The Fourth District would not disqualify a law firm representing a public entity under a contingency fee agreement because the action was not brought on the public’s behalf, but in the entity’s own name to recover compensatory damages.
The Orange County Water District incurred costs to investigate contamination in groundwater aquifers. It retained Miller, Axline & Sawyer on a contingency fee basis to recover the investigation and remediation costs. Defendants moved to disqualify the Miller Firm based on the contingency fee arguing that precedent prohibited a public entity from paying a private attorney to prosecute an action on behalf of the public. The trial court denied the motion, finding there was no prohibition because the Water district did not pursue the action on behalf of the public, but on its own behalf for its own damages.
The Court of Appeal noted there is a class of civil actions that demand the representatives of the government be absolutely neutral, precluding contingent fee agreements.
However, the California Supreme Court has held that while neutrality is a critical concern in criminal prosecutions because of the important liberty interests at stake, courts do not require neutrality when the government acts as an ordinary party to a controversy enforcing its own contract and property rights.
Attorneys prosecuting public actions on behalf of the government are subject to a heightened standard of ethical conduct and owe a duty to the public to ensure justice will be done.
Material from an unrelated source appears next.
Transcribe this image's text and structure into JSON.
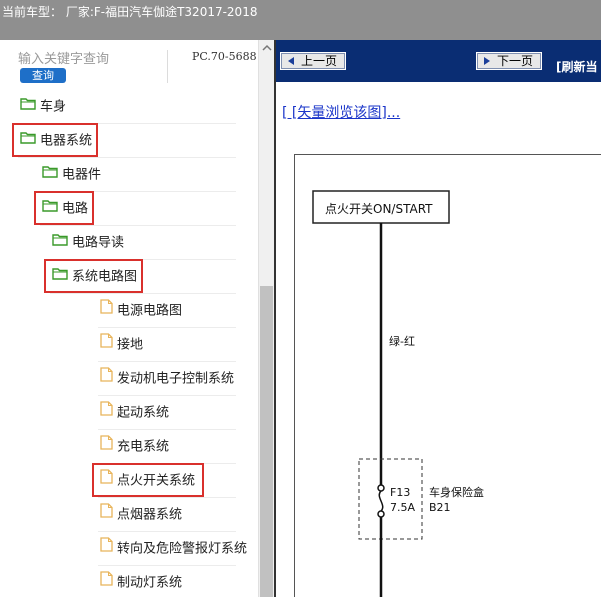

In furtherance of that objective, courts will examine whether contingency fee arrangements in public actions compromise the standard of neutrality.
The Water District did not bring the action on the public’s behalf to abate a public nuisance. It brought the action in its own name to recover compensatory damages it suffered from the groundwater contamination. Thus, the Miller Firm was not held to the same ethical standard as attorneys enforcing a public right and could represent the Water District on a contingency fee.
Comment: The Court struck a balance between ethical concerns and the ability of public agencies to recover damages without the burden of hourly fees.